Determine how many lines in the records that follow hold the string "name". Only that number should be returned.

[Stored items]
+ + + +

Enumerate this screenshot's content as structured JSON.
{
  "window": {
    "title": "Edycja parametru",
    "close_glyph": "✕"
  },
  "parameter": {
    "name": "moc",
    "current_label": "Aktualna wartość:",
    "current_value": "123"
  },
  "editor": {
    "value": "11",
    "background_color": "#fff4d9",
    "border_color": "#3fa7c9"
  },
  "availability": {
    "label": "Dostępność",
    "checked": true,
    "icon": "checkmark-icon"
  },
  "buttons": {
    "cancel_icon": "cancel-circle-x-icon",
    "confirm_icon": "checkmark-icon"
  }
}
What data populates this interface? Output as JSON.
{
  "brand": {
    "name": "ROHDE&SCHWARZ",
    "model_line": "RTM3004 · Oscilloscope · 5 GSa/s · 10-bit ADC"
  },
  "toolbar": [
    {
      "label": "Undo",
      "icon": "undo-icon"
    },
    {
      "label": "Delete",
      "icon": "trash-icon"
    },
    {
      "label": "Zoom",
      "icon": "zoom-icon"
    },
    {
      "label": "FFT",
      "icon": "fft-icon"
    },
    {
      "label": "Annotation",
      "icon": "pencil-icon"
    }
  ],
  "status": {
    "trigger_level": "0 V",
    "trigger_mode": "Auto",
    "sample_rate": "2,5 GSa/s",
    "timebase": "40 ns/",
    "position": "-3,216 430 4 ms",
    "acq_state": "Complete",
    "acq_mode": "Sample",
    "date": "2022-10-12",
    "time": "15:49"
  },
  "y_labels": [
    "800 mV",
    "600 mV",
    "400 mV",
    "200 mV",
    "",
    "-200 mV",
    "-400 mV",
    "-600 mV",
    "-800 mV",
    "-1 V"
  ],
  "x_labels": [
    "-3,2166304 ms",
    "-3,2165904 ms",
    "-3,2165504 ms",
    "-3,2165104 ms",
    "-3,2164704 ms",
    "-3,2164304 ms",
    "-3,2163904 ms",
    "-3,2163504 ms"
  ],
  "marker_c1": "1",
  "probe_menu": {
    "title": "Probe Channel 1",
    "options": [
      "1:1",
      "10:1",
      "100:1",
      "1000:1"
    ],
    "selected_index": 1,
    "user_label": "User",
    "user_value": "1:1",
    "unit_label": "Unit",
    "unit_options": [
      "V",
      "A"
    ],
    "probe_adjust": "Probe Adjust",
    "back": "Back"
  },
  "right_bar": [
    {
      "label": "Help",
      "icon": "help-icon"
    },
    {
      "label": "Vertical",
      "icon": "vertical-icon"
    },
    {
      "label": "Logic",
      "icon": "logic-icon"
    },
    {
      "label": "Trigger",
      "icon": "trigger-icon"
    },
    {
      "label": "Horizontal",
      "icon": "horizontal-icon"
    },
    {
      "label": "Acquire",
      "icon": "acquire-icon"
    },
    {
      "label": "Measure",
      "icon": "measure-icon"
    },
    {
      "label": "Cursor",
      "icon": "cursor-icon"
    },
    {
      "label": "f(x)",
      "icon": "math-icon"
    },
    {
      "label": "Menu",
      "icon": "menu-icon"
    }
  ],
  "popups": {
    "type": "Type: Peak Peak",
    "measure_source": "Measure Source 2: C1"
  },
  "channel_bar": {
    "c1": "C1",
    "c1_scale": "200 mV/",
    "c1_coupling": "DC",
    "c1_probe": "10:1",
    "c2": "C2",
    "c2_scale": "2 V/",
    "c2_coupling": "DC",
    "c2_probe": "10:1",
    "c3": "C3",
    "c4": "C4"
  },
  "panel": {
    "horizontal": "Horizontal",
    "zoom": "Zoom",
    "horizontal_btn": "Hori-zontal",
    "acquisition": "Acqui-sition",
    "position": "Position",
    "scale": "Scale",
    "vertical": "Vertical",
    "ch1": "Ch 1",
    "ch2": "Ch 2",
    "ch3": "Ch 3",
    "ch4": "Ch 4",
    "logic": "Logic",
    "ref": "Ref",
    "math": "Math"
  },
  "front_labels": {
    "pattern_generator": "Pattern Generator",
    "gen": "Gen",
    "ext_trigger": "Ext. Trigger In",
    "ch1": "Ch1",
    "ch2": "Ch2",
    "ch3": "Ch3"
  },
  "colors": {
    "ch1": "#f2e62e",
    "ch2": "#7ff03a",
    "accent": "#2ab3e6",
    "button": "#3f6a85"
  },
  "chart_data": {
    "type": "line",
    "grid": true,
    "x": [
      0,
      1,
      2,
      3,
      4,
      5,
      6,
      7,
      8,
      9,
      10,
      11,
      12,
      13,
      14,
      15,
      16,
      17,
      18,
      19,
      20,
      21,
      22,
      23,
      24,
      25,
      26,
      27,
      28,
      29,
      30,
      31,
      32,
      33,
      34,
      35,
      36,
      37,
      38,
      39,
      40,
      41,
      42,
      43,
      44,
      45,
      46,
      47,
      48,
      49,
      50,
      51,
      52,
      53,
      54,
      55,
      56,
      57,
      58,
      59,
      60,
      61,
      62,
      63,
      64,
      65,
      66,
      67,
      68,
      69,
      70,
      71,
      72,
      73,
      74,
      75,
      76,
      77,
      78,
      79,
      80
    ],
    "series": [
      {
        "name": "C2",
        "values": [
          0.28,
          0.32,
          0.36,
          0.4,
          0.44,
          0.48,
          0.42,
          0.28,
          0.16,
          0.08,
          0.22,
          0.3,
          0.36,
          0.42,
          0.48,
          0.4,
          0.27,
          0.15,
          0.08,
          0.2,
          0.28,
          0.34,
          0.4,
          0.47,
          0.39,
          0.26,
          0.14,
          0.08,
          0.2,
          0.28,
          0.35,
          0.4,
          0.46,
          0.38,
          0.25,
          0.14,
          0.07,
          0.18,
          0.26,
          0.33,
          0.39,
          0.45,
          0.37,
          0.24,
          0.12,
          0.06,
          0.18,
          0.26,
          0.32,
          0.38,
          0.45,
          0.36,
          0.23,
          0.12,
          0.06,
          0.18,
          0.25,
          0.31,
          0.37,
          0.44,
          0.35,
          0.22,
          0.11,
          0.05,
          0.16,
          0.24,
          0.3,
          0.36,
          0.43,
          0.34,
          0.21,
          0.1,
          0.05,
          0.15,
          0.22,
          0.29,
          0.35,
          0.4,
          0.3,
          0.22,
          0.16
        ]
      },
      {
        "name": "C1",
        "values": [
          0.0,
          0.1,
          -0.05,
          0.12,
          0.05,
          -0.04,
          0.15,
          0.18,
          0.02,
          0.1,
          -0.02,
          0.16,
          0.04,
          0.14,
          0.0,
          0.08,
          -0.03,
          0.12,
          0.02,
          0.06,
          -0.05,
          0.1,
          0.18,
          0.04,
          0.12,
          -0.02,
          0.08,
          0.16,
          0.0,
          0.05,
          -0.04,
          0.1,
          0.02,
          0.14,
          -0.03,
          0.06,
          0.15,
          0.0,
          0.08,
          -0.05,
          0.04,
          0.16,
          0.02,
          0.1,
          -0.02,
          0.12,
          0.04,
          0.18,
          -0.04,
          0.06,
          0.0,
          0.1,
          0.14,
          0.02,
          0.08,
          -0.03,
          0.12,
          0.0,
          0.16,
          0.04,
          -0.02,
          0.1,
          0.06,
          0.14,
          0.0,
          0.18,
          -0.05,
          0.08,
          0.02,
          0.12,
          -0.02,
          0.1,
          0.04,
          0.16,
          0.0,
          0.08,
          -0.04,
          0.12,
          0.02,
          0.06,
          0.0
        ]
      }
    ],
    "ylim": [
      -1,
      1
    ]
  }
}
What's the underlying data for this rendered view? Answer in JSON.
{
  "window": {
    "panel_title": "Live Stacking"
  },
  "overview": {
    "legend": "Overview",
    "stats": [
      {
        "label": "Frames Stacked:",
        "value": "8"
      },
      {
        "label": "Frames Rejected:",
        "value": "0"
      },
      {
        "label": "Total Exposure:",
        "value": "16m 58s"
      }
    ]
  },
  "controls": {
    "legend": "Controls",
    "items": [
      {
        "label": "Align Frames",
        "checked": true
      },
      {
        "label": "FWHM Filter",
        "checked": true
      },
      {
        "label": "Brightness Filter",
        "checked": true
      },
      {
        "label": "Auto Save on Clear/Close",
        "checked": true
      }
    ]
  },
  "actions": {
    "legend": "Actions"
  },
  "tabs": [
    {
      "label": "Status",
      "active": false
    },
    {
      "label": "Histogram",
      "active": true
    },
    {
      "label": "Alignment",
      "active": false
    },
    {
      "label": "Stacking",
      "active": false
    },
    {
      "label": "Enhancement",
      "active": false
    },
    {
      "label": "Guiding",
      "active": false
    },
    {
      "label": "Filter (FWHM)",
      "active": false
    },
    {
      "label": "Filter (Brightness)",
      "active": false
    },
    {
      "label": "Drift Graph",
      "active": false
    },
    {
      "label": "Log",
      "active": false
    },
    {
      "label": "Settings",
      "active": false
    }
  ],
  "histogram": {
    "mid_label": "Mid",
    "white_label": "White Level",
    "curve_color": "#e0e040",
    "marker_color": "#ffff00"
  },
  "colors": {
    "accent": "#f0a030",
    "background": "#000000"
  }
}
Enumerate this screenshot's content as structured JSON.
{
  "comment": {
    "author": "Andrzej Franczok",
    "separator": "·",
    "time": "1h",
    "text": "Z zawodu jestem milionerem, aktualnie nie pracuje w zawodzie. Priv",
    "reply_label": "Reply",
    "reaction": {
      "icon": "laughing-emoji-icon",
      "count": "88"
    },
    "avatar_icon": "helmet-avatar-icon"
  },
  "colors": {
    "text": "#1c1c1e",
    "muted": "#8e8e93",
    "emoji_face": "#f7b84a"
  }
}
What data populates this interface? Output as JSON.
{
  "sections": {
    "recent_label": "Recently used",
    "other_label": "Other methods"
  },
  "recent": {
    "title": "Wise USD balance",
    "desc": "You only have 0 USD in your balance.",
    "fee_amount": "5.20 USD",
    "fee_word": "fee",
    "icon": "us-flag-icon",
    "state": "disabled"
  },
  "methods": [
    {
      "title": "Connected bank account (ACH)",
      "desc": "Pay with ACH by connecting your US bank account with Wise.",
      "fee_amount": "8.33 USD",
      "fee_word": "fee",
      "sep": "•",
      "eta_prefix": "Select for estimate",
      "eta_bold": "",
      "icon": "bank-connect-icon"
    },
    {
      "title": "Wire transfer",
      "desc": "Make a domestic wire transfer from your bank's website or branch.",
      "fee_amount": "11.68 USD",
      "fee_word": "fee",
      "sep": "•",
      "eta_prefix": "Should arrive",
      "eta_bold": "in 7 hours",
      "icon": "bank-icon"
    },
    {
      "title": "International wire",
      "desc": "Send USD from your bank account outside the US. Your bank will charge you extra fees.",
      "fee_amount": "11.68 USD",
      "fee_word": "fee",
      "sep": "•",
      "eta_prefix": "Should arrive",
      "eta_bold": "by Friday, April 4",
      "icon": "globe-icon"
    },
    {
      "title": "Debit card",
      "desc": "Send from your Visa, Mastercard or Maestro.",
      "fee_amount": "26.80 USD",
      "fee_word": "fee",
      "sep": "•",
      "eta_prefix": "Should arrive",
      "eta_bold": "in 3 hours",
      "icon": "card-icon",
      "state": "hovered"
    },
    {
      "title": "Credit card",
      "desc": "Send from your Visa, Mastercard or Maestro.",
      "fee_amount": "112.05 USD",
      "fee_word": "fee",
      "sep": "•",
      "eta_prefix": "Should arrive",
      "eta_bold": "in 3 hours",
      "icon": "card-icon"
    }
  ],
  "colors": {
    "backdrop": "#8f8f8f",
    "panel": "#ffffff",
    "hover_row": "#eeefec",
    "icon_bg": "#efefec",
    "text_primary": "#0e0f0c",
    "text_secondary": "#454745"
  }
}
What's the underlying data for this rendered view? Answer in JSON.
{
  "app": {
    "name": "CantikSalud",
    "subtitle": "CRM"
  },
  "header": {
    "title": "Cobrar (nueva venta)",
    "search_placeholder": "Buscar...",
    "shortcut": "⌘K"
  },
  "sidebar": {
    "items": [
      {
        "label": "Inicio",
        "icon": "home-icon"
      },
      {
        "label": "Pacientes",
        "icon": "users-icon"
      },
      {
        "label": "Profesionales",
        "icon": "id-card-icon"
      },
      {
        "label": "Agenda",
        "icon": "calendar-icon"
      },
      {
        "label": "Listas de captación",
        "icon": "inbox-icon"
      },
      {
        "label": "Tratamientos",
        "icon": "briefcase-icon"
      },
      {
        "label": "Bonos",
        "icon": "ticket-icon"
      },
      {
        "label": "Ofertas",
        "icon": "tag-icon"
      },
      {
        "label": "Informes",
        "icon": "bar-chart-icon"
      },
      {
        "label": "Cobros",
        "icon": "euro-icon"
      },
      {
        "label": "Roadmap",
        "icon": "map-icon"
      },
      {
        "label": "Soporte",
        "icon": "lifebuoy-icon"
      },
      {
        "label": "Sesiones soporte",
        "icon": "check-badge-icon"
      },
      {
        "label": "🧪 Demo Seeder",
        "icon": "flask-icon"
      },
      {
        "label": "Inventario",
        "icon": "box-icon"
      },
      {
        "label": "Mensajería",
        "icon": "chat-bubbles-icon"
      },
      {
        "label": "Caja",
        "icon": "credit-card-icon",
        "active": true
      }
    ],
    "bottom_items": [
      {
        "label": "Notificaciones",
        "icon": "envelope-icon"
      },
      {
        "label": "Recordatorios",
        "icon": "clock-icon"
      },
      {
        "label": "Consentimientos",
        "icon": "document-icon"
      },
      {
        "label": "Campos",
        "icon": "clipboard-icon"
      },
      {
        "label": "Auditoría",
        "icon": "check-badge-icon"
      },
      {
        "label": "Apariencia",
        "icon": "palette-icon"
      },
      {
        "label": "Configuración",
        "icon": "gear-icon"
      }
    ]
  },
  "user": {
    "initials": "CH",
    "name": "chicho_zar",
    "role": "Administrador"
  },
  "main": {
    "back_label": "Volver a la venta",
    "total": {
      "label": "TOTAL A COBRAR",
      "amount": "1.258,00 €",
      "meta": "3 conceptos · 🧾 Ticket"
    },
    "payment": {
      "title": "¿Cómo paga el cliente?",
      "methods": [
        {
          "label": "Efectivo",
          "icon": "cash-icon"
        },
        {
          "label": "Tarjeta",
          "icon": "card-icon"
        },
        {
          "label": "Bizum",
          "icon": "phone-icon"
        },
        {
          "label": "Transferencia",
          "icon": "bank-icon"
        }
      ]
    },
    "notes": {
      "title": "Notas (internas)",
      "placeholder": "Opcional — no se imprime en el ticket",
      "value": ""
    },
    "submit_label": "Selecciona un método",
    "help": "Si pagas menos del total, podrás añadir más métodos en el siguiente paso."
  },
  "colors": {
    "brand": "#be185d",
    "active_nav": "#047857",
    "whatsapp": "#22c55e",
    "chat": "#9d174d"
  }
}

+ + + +

### Solution for this problem
6